Skill Level: Beginner to Intermediate
The most important thing I think I can pass on to anyone about surfing is that you must become a student of the ocean. This means using every opportunity you have when you are down by the water to study what goes on.
Know the beach
• Is it a point break, beach break or reef break?
• Notice where to get in and out safely.
• What is below the waves you want to surf?

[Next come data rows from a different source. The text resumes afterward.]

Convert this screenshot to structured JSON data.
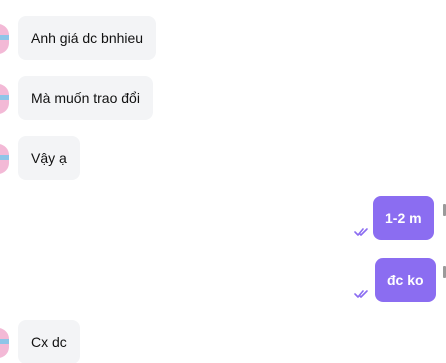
{
  "messages": [
    {
      "side": "incoming",
      "text": "Anh giá dc bnhieu"
    },
    {
      "side": "incoming",
      "text": "Mà muốn trao đổi"
    },
    {
      "side": "incoming",
      "text": "Vậy ạ"
    },
    {
      "side": "outgoing",
      "text": "1-2 m",
      "status_icon": "double-check-icon"
    },
    {
      "side": "outgoing",
      "text": "đc ko",
      "status_icon": "double-check-icon"
    },
    {
      "side": "incoming",
      "text": "Cx dc"
    }
  ],
  "colors": {
    "incoming_bubble": "#f3f4f6",
    "outgoing_bubble": "#8b6df1",
    "read_check": "#8b6df1"
  }
}
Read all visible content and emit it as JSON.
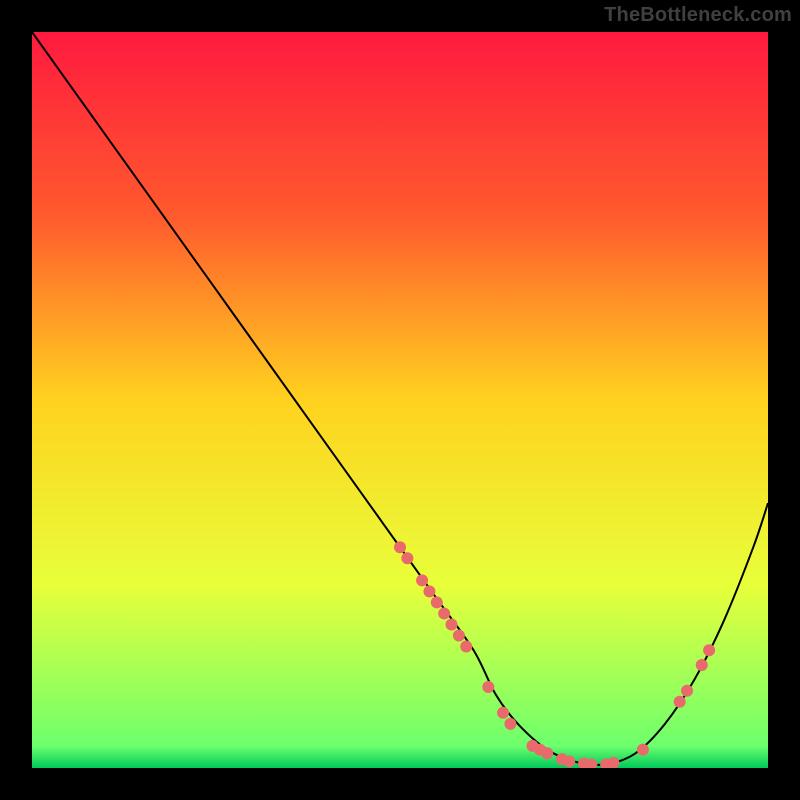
{
  "watermark": "TheBottleneck.com",
  "chart_data": {
    "type": "line",
    "title": "",
    "xlabel": "",
    "ylabel": "",
    "xlim": [
      0,
      100
    ],
    "ylim": [
      0,
      100
    ],
    "gradient_stops": [
      {
        "offset": 0,
        "color": "#ff1a3f"
      },
      {
        "offset": 25,
        "color": "#ff5a2d"
      },
      {
        "offset": 50,
        "color": "#ffd21f"
      },
      {
        "offset": 75,
        "color": "#e8ff3a"
      },
      {
        "offset": 97,
        "color": "#6dff6d"
      },
      {
        "offset": 100,
        "color": "#00c95b"
      }
    ],
    "series": [
      {
        "name": "curve",
        "x": [
          0,
          5,
          10,
          15,
          20,
          25,
          30,
          35,
          40,
          45,
          50,
          55,
          60,
          63,
          66,
          70,
          74,
          78,
          82,
          86,
          90,
          94,
          98,
          100
        ],
        "y": [
          100,
          93,
          86,
          79,
          72,
          65,
          58,
          51,
          44,
          37,
          30,
          23,
          16,
          10,
          6,
          2.5,
          0.8,
          0.5,
          2,
          6,
          12,
          20,
          30,
          36
        ]
      }
    ],
    "scatter": {
      "name": "markers",
      "color": "#e86a6a",
      "points": [
        {
          "x": 50,
          "y": 30
        },
        {
          "x": 51,
          "y": 28.5
        },
        {
          "x": 53,
          "y": 25.5
        },
        {
          "x": 54,
          "y": 24
        },
        {
          "x": 55,
          "y": 22.5
        },
        {
          "x": 56,
          "y": 21
        },
        {
          "x": 57,
          "y": 19.5
        },
        {
          "x": 58,
          "y": 18
        },
        {
          "x": 59,
          "y": 16.5
        },
        {
          "x": 62,
          "y": 11
        },
        {
          "x": 64,
          "y": 7.5
        },
        {
          "x": 65,
          "y": 6
        },
        {
          "x": 68,
          "y": 3
        },
        {
          "x": 69,
          "y": 2.5
        },
        {
          "x": 70,
          "y": 2
        },
        {
          "x": 72,
          "y": 1.2
        },
        {
          "x": 73,
          "y": 0.9
        },
        {
          "x": 75,
          "y": 0.6
        },
        {
          "x": 76,
          "y": 0.5
        },
        {
          "x": 78,
          "y": 0.5
        },
        {
          "x": 79,
          "y": 0.7
        },
        {
          "x": 83,
          "y": 2.5
        },
        {
          "x": 88,
          "y": 9
        },
        {
          "x": 89,
          "y": 10.5
        },
        {
          "x": 91,
          "y": 14
        },
        {
          "x": 92,
          "y": 16
        }
      ]
    }
  }
}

Sandy bottoms are softer, but reefs and rock bottoms are more predictable.
Read Surf and Tide Forecasts
• Know the direction of the swell and the tide before you arrive.
• Develop an understanding of what the swell direction and tides mean for the spot you plan to surf.
Watch Other People
• How do they get in and out?
• Assess the skills of those out so you can avoid hazardous surfers and be mindful of experienced ones.
• If you plan to surf a more localized spot, try to learn who the locals are. It is respectful to give them priority on waves.
Watch the Waves
• Are there only rights, only lefts, or both?
• Estimate wave size and difficulty.
• Identify hazards such as rip currents or sharp rocks.
• Understand where the small, medium and larger waves break.
• Determine which waves you will most likely want to ride and where you need to sit to catch them.
• Is there a channel you can paddle out in or sit in if a set comes?
• Beach Break: a sand bottom surf spot with a combination of left and right breaking waves.
• Channel: a deep spot in the lineup where waves break more gently or not at all.
• Point Break: a rock, reef or sand bottom spot where waves wrap around a point and break in the same direction.
• Reef Break: a reef bottom break which could consist of live or dead coral; may have a combination of lefts and rights or it could be a point break.
Have fun out there and be mindful!